First Input Delay

First Input Delay (FID) focuses on the interactivity of the site. It measures the time it takes for the page to process a user’s input, whether that be clicking a menu option or inputting a password. FID captures the input delay between the user’s input and the start of the event processing, not the time the site spends processing the request.

FID only captures the delay from the first input. It also only counts discrete actions like clicks or key presses, not scrolling or zooming. This means that FID will be more important to some sites than others. Login pages and navigation pages are two examples of pages where FID will be impactful on user experience. On the other hand, it will probably be less important for static blogs. However, FID will matter to all pages to some degree if they have a navigation bar with links to other parts of the site.

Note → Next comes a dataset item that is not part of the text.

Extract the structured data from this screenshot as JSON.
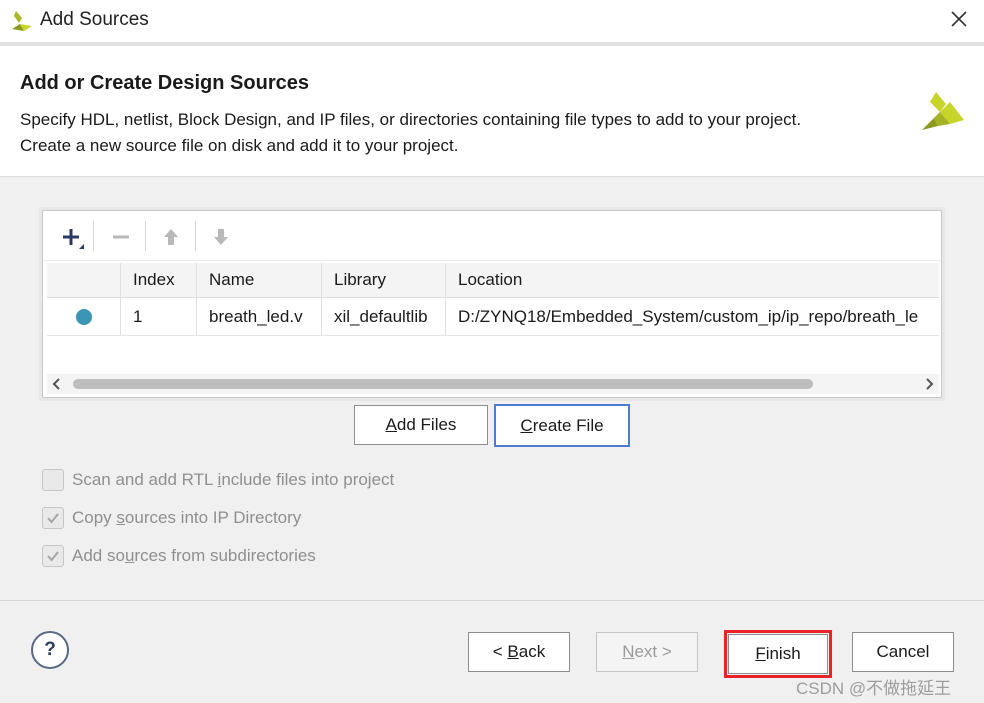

First Input Delay

Google’s recommendations are that sites should have a FID of 100 milliseconds or less. Over 300 milliseconds indicates your site is taking an abnormally long time to process requests.

The main cause of a high FID is normally heavy JavaScript execution. If the site is busy executing JavaScript, it can’t respond to user interaction. Optimising this will reduce the FID score.

Cumulative Layout Shift

Cumulative Layout Shift (CLS) focuses on the last of the three aspects of user experience - visual stability. It measures the degree to which page elements move about as the page loads, or users interact with it. This can be a significant source of frustration. If a large piece of content loads last and pushes the rest of the site down, it can cause users to click something they didn’t intend to.

Unexpected movement like this often happens when resources are loaded asynchronously. If a piece of content loads in with unspecified dimensions, it can cause the rest of the page to shift to adapt to it. A common culprit for this is third-party ads. Another reason may be if new content is dynamically added into the site.

CLS is measured using layout shift scores, which are calculated for each element using the size and distance that it shifted. CLS used to be measured as the sum total of all the individual layout shift scores, but this was decided to be unfair to sites which were open longer. Now, the layout shifts are grouped into bursts, where one or more shifts occurs with less that one second between them. The CLS scores the total layout shift score of the largest burst.

Cumulative Layout Shift

A CLS of under 0.1 is considered a good score for a site. Over 0.25 is poor. The easiest way to improve the CLS score is to always make sure that image and video elements have size attributes or space is reserved for them. This allows the browser to allocate the correct amount of space while the image is loading, preventing other elements from having to shift later.

The Future

Core Web Vitals are still in their infancy, and Google has signalled that they’re likely to change. We’ve already seen this once, with the tweaking of CLS. It’s likely that the other Core Web Vitals will also see some small changes. In addition, it’s probable that the set of Core Web Vitals is likely to grow. The three inaugural metrics represent just the beginning, so more are likely to be added with time.

The importance of user experience to SEO is only going to grow as Google and other search engines get better at quantifying what makes a good experience, so using the Core Web Vitals and prioritising user experience will become an important part of digital marketing. If you want help with this for your site, get in touch with us.




Contact Rumble

5b Oaklands Court
Tiverton Way, Tiverton
Devon, EX16 6TG.
T: 01884 214111
E: info@wearerumble.co.uk

facebook twitter instagram youtube


Twitter
  • Prioritising user experience will make customers want to spend longer on your site and buy more. With the introduct… https://t.co/Gk4uh8Xs79
  • Making a video can seem like a lot of effort, so it’s important to understand the benefits. #seo #digitalmarketing… https://t.co/NSi3ZAvSbP
  • SEO Dwell Time for beginners #seo #digitalmarketing #contentmarketing https://t.co/f3ppdZx9XI

Follow us on Twitter Follow @rumbledigital on twitter

© 2021 RUMBLE DIGITAL MARKETING
Environmental Policy | Privacy & Cookie Policy